▶ Problem to work on: The lines wanted are those in the data below that include "deploy".

▬▬▬▬▬▬▬▬▬▬

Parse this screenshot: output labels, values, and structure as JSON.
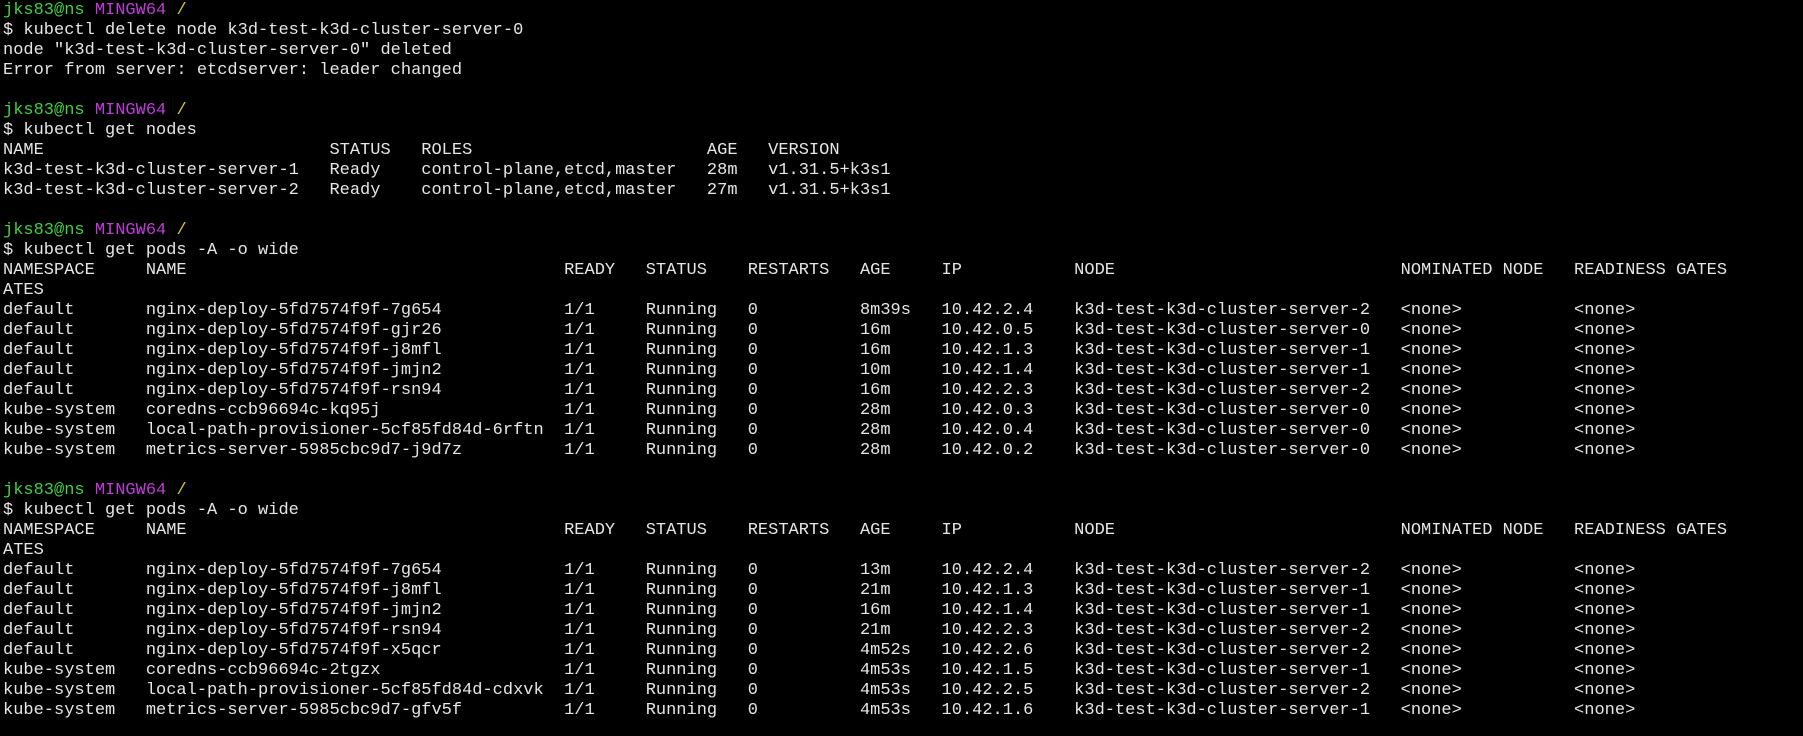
{
  "colors": {
    "background": "#000000",
    "text": "#e6e6e6",
    "prompt_user": "#3fd13f",
    "prompt_host": "#c03ad9",
    "prompt_path": "#d6c43b"
  },
  "lines": [
    {
      "type": "prompt",
      "user": "jks83@ns",
      "host": "MINGW64",
      "path": "/"
    },
    {
      "type": "text",
      "text": "$ kubectl delete node k3d-test-k3d-cluster-server-0"
    },
    {
      "type": "text",
      "text": "node \"k3d-test-k3d-cluster-server-0\" deleted"
    },
    {
      "type": "text",
      "text": "Error from server: etcdserver: leader changed"
    },
    {
      "type": "text",
      "text": ""
    },
    {
      "type": "prompt",
      "user": "jks83@ns",
      "host": "MINGW64",
      "path": "/"
    },
    {
      "type": "text",
      "text": "$ kubectl get nodes"
    },
    {
      "type": "text",
      "text": "NAME                            STATUS   ROLES                       AGE   VERSION"
    },
    {
      "type": "text",
      "text": "k3d-test-k3d-cluster-server-1   Ready    control-plane,etcd,master   28m   v1.31.5+k3s1"
    },
    {
      "type": "text",
      "text": "k3d-test-k3d-cluster-server-2   Ready    control-plane,etcd,master   27m   v1.31.5+k3s1"
    },
    {
      "type": "text",
      "text": ""
    },
    {
      "type": "prompt",
      "user": "jks83@ns",
      "host": "MINGW64",
      "path": "/"
    },
    {
      "type": "text",
      "text": "$ kubectl get pods -A -o wide"
    },
    {
      "type": "text",
      "text": "NAMESPACE     NAME                                     READY   STATUS    RESTARTS   AGE     IP           NODE                            NOMINATED NODE   READINESS GATES"
    },
    {
      "type": "text",
      "text": "ATES"
    },
    {
      "type": "text",
      "text": "default       nginx-deploy-5fd7574f9f-7g654            1/1     Running   0          8m39s   10.42.2.4    k3d-test-k3d-cluster-server-2   <none>           <none>"
    },
    {
      "type": "text",
      "text": "default       nginx-deploy-5fd7574f9f-gjr26            1/1     Running   0          16m     10.42.0.5    k3d-test-k3d-cluster-server-0   <none>           <none>"
    },
    {
      "type": "text",
      "text": "default       nginx-deploy-5fd7574f9f-j8mfl            1/1     Running   0          16m     10.42.1.3    k3d-test-k3d-cluster-server-1   <none>           <none>"
    },
    {
      "type": "text",
      "text": "default       nginx-deploy-5fd7574f9f-jmjn2            1/1     Running   0          10m     10.42.1.4    k3d-test-k3d-cluster-server-1   <none>           <none>"
    },
    {
      "type": "text",
      "text": "default       nginx-deploy-5fd7574f9f-rsn94            1/1     Running   0          16m     10.42.2.3    k3d-test-k3d-cluster-server-2   <none>           <none>"
    },
    {
      "type": "text",
      "text": "kube-system   coredns-ccb96694c-kq95j                  1/1     Running   0          28m     10.42.0.3    k3d-test-k3d-cluster-server-0   <none>           <none>"
    },
    {
      "type": "text",
      "text": "kube-system   local-path-provisioner-5cf85fd84d-6rftn  1/1     Running   0          28m     10.42.0.4    k3d-test-k3d-cluster-server-0   <none>           <none>"
    },
    {
      "type": "text",
      "text": "kube-system   metrics-server-5985cbc9d7-j9d7z          1/1     Running   0          28m     10.42.0.2    k3d-test-k3d-cluster-server-0   <none>           <none>"
    },
    {
      "type": "text",
      "text": ""
    },
    {
      "type": "prompt",
      "user": "jks83@ns",
      "host": "MINGW64",
      "path": "/"
    },
    {
      "type": "text",
      "text": "$ kubectl get pods -A -o wide"
    },
    {
      "type": "text",
      "text": "NAMESPACE     NAME                                     READY   STATUS    RESTARTS   AGE     IP           NODE                            NOMINATED NODE   READINESS GATES"
    },
    {
      "type": "text",
      "text": "ATES"
    },
    {
      "type": "text",
      "text": "default       nginx-deploy-5fd7574f9f-7g654            1/1     Running   0          13m     10.42.2.4    k3d-test-k3d-cluster-server-2   <none>           <none>"
    },
    {
      "type": "text",
      "text": "default       nginx-deploy-5fd7574f9f-j8mfl            1/1     Running   0          21m     10.42.1.3    k3d-test-k3d-cluster-server-1   <none>           <none>"
    },
    {
      "type": "text",
      "text": "default       nginx-deploy-5fd7574f9f-jmjn2            1/1     Running   0          16m     10.42.1.4    k3d-test-k3d-cluster-server-1   <none>           <none>"
    },
    {
      "type": "text",
      "text": "default       nginx-deploy-5fd7574f9f-rsn94            1/1     Running   0          21m     10.42.2.3    k3d-test-k3d-cluster-server-2   <none>           <none>"
    },
    {
      "type": "text",
      "text": "default       nginx-deploy-5fd7574f9f-x5qcr            1/1     Running   0          4m52s   10.42.2.6    k3d-test-k3d-cluster-server-2   <none>           <none>"
    },
    {
      "type": "text",
      "text": "kube-system   coredns-ccb96694c-2tgzx                  1/1     Running   0          4m53s   10.42.1.5    k3d-test-k3d-cluster-server-1   <none>           <none>"
    },
    {
      "type": "text",
      "text": "kube-system   local-path-provisioner-5cf85fd84d-cdxvk  1/1     Running   0          4m53s   10.42.2.5    k3d-test-k3d-cluster-server-2   <none>           <none>"
    },
    {
      "type": "text",
      "text": "kube-system   metrics-server-5985cbc9d7-gfv5f          1/1     Running   0          4m53s   10.42.1.6    k3d-test-k3d-cluster-server-1   <none>           <none>"
    }
  ]
}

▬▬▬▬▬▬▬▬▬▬

▶ Solution to the exercise:
      "text": "default       nginx-deploy-5fd7574f9f-7g654            1/1     Running   0          8m39s   10.42.2.4    k3d-test-k3d-cluster-server-2   <none>           <none>"
      "text": "default       nginx-deploy-5fd7574f9f-gjr26            1/1     Running   0          16m     10.42.0.5    k3d-test-k3d-cluster-server-0   <none>           <none>"
      "text": "default       nginx-deploy-5fd7574f9f-j8mfl            1/1     Running   0          16m     10.42.1.3    k3d-test-k3d-cluster-server-1   <none>           <none>"
      "text": "default       nginx-deploy-5fd7574f9f-jmjn2            1/1     Running   0          10m     10.42.1.4    k3d-test-k3d-cluster-server-1   <none>           <none>"
      "text": "default       nginx-deploy-5fd7574f9f-rsn94            1/1     Running   0          16m     10.42.2.3    k3d-test-k3d-cluster-server-2   <none>           <none>"
      "text": "default       nginx-deploy-5fd7574f9f-7g654            1/1     Running   0          13m     10.42.2.4    k3d-test-k3d-cluster-server-2   <none>           <none>"
      "text": "default       nginx-deploy-5fd7574f9f-j8mfl            1/1     Running   0          21m     10.42.1.3    k3d-test-k3d-cluster-server-1   <none>           <none>"
      "text": "default       nginx-deploy-5fd7574f9f-jmjn2            1/1     Running   0          16m     10.42.1.4    k3d-test-k3d-cluster-server-1   <none>           <none>"
      "text": "default       nginx-deploy-5fd7574f9f-rsn94            1/1     Running   0          21m     10.42.2.3    k3d-test-k3d-cluster-server-2   <none>           <none>"
      "text": "default       nginx-deploy-5fd7574f9f-x5qcr            1/1     Running   0          4m52s   10.42.2.6    k3d-test-k3d-cluster-server-2   <none>           <none>"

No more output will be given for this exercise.